“Systematic racism involves a historical and systemic interplay of years and generations of racism through multiple systems,” Napoleon B. Higgins Jr., MD, president and CEO of Bay Point Behavioral Health Services Inc. and South East Houston Research Group in Texas, said during the presentation. “10% of white [Americans] are impoverished vs. 26% of Black [Americans], so one in four Black families are living in poverty, with 44% of those being single Black parents.”

Higgins Jr. likened the experience of systematic racism for Black Americans to the stages of loss and grief, beginning with behaving as if there isn’t a problem in the denial stage and working to developing a plan and doing all one can to confront systematic obstacles in the acceptance stage. He also noted different forms of racism: individual, which is person-to-person and includes bias, stereotyping, microaggressions and macroaggressions; structural, which is institutional-to-people and involves policies and practices that benefit one group of people over another; and the aforementioned systematic form.

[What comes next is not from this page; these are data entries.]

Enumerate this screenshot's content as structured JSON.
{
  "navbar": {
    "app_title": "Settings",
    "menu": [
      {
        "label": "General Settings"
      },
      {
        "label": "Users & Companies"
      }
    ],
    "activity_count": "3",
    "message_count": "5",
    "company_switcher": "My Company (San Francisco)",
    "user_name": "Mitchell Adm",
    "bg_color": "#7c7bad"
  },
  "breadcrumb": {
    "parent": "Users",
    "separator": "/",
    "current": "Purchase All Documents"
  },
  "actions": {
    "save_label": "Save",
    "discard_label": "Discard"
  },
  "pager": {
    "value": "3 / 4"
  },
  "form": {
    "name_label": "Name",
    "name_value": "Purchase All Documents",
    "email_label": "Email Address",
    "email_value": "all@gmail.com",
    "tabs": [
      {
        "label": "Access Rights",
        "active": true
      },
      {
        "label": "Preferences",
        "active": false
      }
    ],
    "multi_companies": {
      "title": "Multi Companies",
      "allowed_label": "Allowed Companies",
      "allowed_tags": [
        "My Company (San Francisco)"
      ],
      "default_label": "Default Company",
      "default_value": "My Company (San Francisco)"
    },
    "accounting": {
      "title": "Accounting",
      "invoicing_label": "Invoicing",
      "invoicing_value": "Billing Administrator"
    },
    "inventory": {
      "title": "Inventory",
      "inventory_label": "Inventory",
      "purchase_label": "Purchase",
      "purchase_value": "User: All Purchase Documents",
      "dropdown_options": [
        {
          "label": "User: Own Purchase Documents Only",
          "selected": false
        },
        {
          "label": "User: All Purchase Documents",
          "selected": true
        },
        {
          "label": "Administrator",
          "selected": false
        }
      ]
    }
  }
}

Systematic racism has significant effects on the physical health and health care of Black Americans, according to Higgins Jr. Specifically, social determinants shape the distribution of money, power and resources on the global, national and local levels, which in turn can alter neighborhoods, health care, economic stability, education and communities. Racial divides remain even when controlling for socioeconomic factors, Higgins Jr. noted. Relevant statistics that highlight these disparities included a 1.6 times higher pregnancy death rate among Black women with college degrees and a 3 times higher death rate for Black newborns who were assigned to white physicians.

Housing has also been affected by systematic racism, with factors like redlining, displacement, exclusion and segregation having led to a “gross denial of generational wealth,” Higgins Jr. said. Other racial disparities are prevalent in incarceration rates, availability of nutritional options, environmental racism, educational/intellectual gaps, work and employment opportunities and media portrayal of the stereotypical “Black super thug.”

“The fact is that we're generationally behind coming out of slavery, where we did not own anything for ourselves,” Higgins Jr. said. “Black children and adolescents are less likely to be seen to have a mental illness and more likely to be seen as having an internal issue of how they act and behave, and they’re less likely to be referred to a counselor and more likely to be referred to the assistant principal.”

Higgins Jr. emphasized the importance of anti-racism as a means of improving the mental and physical outcomes of Black Americans.

“We can look at what is unwell in the country, but we also need to take a closer look at what we do about it,” he said. “We not only have to say that we don't like racism in our country, but we need to be anti-racist, which is an active and conscious effort to work against multi-dimensional aspects of racism.”